[Records from a collection]
⁂

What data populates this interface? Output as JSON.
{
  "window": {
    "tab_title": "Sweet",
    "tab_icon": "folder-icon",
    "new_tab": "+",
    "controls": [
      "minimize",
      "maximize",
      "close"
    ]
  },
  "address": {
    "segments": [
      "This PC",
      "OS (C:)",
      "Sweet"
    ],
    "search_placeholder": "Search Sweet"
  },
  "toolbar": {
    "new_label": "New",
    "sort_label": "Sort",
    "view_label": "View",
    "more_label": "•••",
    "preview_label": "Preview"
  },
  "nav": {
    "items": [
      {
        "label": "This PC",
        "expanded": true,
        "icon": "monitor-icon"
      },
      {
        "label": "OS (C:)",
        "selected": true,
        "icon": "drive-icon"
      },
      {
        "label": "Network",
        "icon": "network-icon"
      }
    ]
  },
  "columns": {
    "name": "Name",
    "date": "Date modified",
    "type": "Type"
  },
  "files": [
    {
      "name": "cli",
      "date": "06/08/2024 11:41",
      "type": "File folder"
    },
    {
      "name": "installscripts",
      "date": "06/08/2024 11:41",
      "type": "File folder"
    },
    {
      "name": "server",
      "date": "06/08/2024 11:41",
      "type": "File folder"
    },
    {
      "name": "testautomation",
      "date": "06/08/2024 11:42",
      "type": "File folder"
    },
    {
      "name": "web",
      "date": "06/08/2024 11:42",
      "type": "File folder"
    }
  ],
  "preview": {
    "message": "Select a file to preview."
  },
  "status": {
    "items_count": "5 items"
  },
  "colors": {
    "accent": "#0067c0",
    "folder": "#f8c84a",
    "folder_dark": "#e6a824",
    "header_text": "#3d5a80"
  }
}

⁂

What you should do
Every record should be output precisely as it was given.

The answer
What data populates this interface? Output as JSON.
{
  "window": {
    "tab_title": "Sweet",
    "tab_icon": "folder-icon",
    "new_tab": "+",
    "controls": [
      "minimize",
      "maximize",
      "close"
    ]
  },
  "address": {
    "segments": [
      "This PC",
      "OS (C:)",
      "Sweet"
    ],
    "search_placeholder": "Search Sweet"
  },
  "toolbar": {
    "new_label": "New",
    "sort_label": "Sort",
    "view_label": "View",
    "more_label": "•••",
    "preview_label": "Preview"
  },
  "nav": {
    "items": [
      {
        "label": "This PC",
        "expanded": true,
        "icon": "monitor-icon"
      },
      {
        "label": "OS (C:)",
        "selected": true,
        "icon": "drive-icon"
      },
      {
        "label": "Network",
        "icon": "network-icon"
      }
    ]
  },
  "columns": {
    "name": "Name",
    "date": "Date modified",
    "type": "Type"
  },
  "files": [
    {
      "name": "cli",
      "date": "06/08/2024 11:41",
      "type": "File folder"
    },
    {
      "name": "installscripts",
      "date": "06/08/2024 11:41",
      "type": "File folder"
    },
    {
      "name": "server",
      "date": "06/08/2024 11:41",
      "type": "File folder"
    },
    {
      "name": "testautomation",
      "date": "06/08/2024 11:42",
      "type": "File folder"
    },
    {
      "name": "web",
      "date": "06/08/2024 11:42",
      "type": "File folder"
    }
  ],
  "preview": {
    "message": "Select a file to preview."
  },
  "status": {
    "items_count": "5 items"
  },
  "colors": {
    "accent": "#0067c0",
    "folder": "#f8c84a",
    "folder_dark": "#e6a824",
    "header_text": "#3d5a80"
  }
}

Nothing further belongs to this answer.